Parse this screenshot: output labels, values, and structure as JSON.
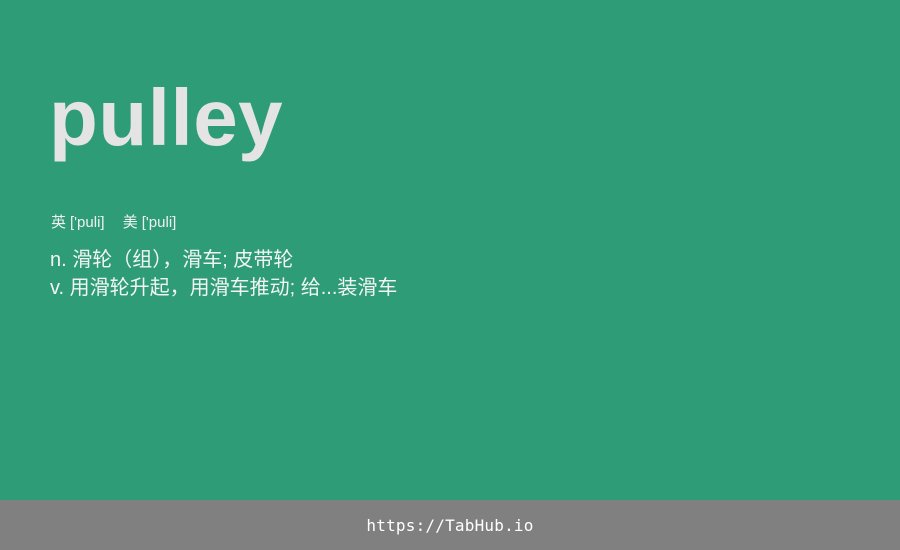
{
  "card": {
    "word": "pulley",
    "phonetics": {
      "uk_label": "英",
      "uk": "['puli]",
      "us_label": "美",
      "us": "['puli]"
    },
    "definitions": [
      "n. 滑轮（组），滑车; 皮带轮",
      "v. 用滑轮升起，用滑车推动; 给...装滑车"
    ],
    "background_color": "#2e9c76"
  },
  "footer": {
    "link_text": "https://TabHub.io",
    "background_color": "#808080"
  }
}
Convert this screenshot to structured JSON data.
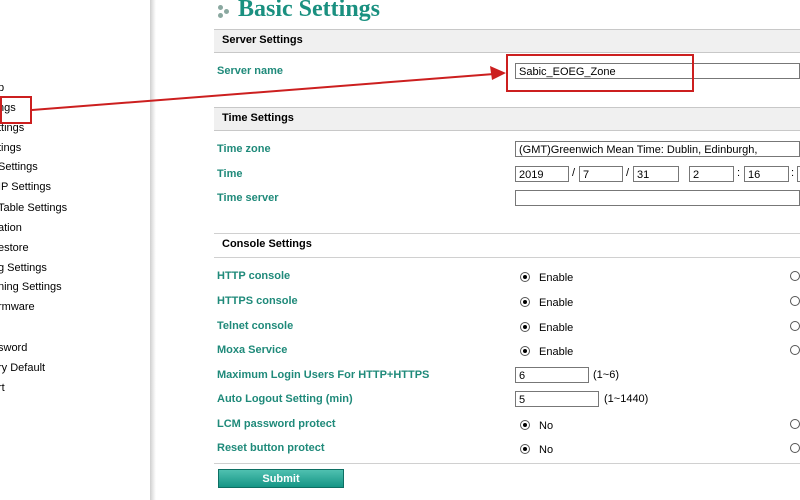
{
  "sidebar": {
    "items": [
      {
        "label": "p"
      },
      {
        "label": "ngs"
      },
      {
        "label": "ttings"
      },
      {
        "label": "tings"
      },
      {
        "label": "Settings"
      },
      {
        "label": "IP Settings"
      },
      {
        "label": "Table Settings"
      },
      {
        "label": "ation"
      },
      {
        "label": "estore"
      },
      {
        "label": "g Settings"
      },
      {
        "label": "ning Settings"
      },
      {
        "label": "rmware"
      },
      {
        "label": ""
      },
      {
        "label": "sword"
      },
      {
        "label": "ry Default"
      },
      {
        "label": "rt"
      }
    ]
  },
  "page": {
    "title": "Basic Settings"
  },
  "server_settings": {
    "header": "Server Settings",
    "server_name_label": "Server name",
    "server_name_value": "Sabic_EOEG_Zone"
  },
  "time_settings": {
    "header": "Time Settings",
    "time_zone_label": "Time zone",
    "time_zone_value": "(GMT)Greenwich Mean Time: Dublin, Edinburgh,",
    "time_label": "Time",
    "year": "2019",
    "month": "7",
    "day": "31",
    "hour": "2",
    "minute": "16",
    "date_sep": "/",
    "time_sep": ":",
    "time_server_label": "Time server",
    "time_server_value": ""
  },
  "console_settings": {
    "header": "Console Settings",
    "rows": [
      {
        "label": "HTTP console",
        "option": "Enable"
      },
      {
        "label": "HTTPS console",
        "option": "Enable"
      },
      {
        "label": "Telnet console",
        "option": "Enable"
      },
      {
        "label": "Moxa Service",
        "option": "Enable"
      }
    ],
    "max_login_label": "Maximum Login Users For HTTP+HTTPS",
    "max_login_value": "6",
    "max_login_hint": "(1~6)",
    "auto_logout_label": "Auto Logout Setting (min)",
    "auto_logout_value": "5",
    "auto_logout_hint": "(1~1440)",
    "lcm_label": "LCM password protect",
    "lcm_option": "No",
    "reset_label": "Reset button protect",
    "reset_option": "No"
  },
  "submit_label": "Submit",
  "colors": {
    "accent": "#1a9080",
    "callout": "#cc1f1f"
  }
}
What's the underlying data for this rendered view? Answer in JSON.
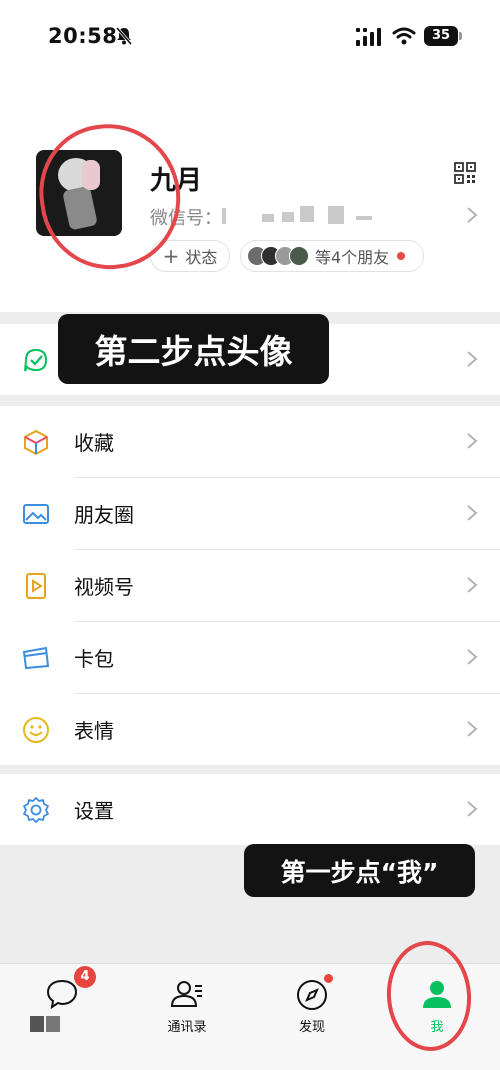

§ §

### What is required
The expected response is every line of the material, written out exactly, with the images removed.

### Answer section
Parse this screenshot: output labels, values, and structure as JSON.
{
  "card": {
    "word": "pulley",
    "phonetics": {
      "uk_label": "英",
      "uk": "['puli]",
      "us_label": "美",
      "us": "['puli]"
    },
    "definitions": [
      "n. 滑轮（组），滑车; 皮带轮",
      "v. 用滑轮升起，用滑车推动; 给...装滑车"
    ],
    "background_color": "#2e9c76"
  },
  "footer": {
    "link_text": "https://TabHub.io",
    "background_color": "#808080"
  }
}
Convert this screenshot to structured JSON data.
{
  "sidebar": {
    "items": [
      {
        "label": "p"
      },
      {
        "label": "ngs"
      },
      {
        "label": "ttings"
      },
      {
        "label": "tings"
      },
      {
        "label": "Settings"
      },
      {
        "label": "IP Settings"
      },
      {
        "label": "Table Settings"
      },
      {
        "label": "ation"
      },
      {
        "label": "estore"
      },
      {
        "label": "g Settings"
      },
      {
        "label": "ning Settings"
      },
      {
        "label": "rmware"
      },
      {
        "label": ""
      },
      {
        "label": "sword"
      },
      {
        "label": "ry Default"
      },
      {
        "label": "rt"
      }
    ]
  },
  "page": {
    "title": "Basic Settings"
  },
  "server_settings": {
    "header": "Server Settings",
    "server_name_label": "Server name",
    "server_name_value": "Sabic_EOEG_Zone"
  },
  "time_settings": {
    "header": "Time Settings",
    "time_zone_label": "Time zone",
    "time_zone_value": "(GMT)Greenwich Mean Time: Dublin, Edinburgh,",
    "time_label": "Time",
    "year": "2019",
    "month": "7",
    "day": "31",
    "hour": "2",
    "minute": "16",
    "date_sep": "/",
    "time_sep": ":",
    "time_server_label": "Time server",
    "time_server_value": ""
  },
  "console_settings": {
    "header": "Console Settings",
    "rows": [
      {
        "label": "HTTP console",
        "option": "Enable"
      },
      {
        "label": "HTTPS console",
        "option": "Enable"
      },
      {
        "label": "Telnet console",
        "option": "Enable"
      },
      {
        "label": "Moxa Service",
        "option": "Enable"
      }
    ],
    "max_login_label": "Maximum Login Users For HTTP+HTTPS",
    "max_login_value": "6",
    "max_login_hint": "(1~6)",
    "auto_logout_label": "Auto Logout Setting (min)",
    "auto_logout_value": "5",
    "auto_logout_hint": "(1~1440)",
    "lcm_label": "LCM password protect",
    "lcm_option": "No",
    "reset_label": "Reset button protect",
    "reset_option": "No"
  },
  "submit_label": "Submit",
  "colors": {
    "accent": "#1a9080",
    "callout": "#cc1f1f"
  }
}
What's the underlying data for this rendered view? Answer in JSON.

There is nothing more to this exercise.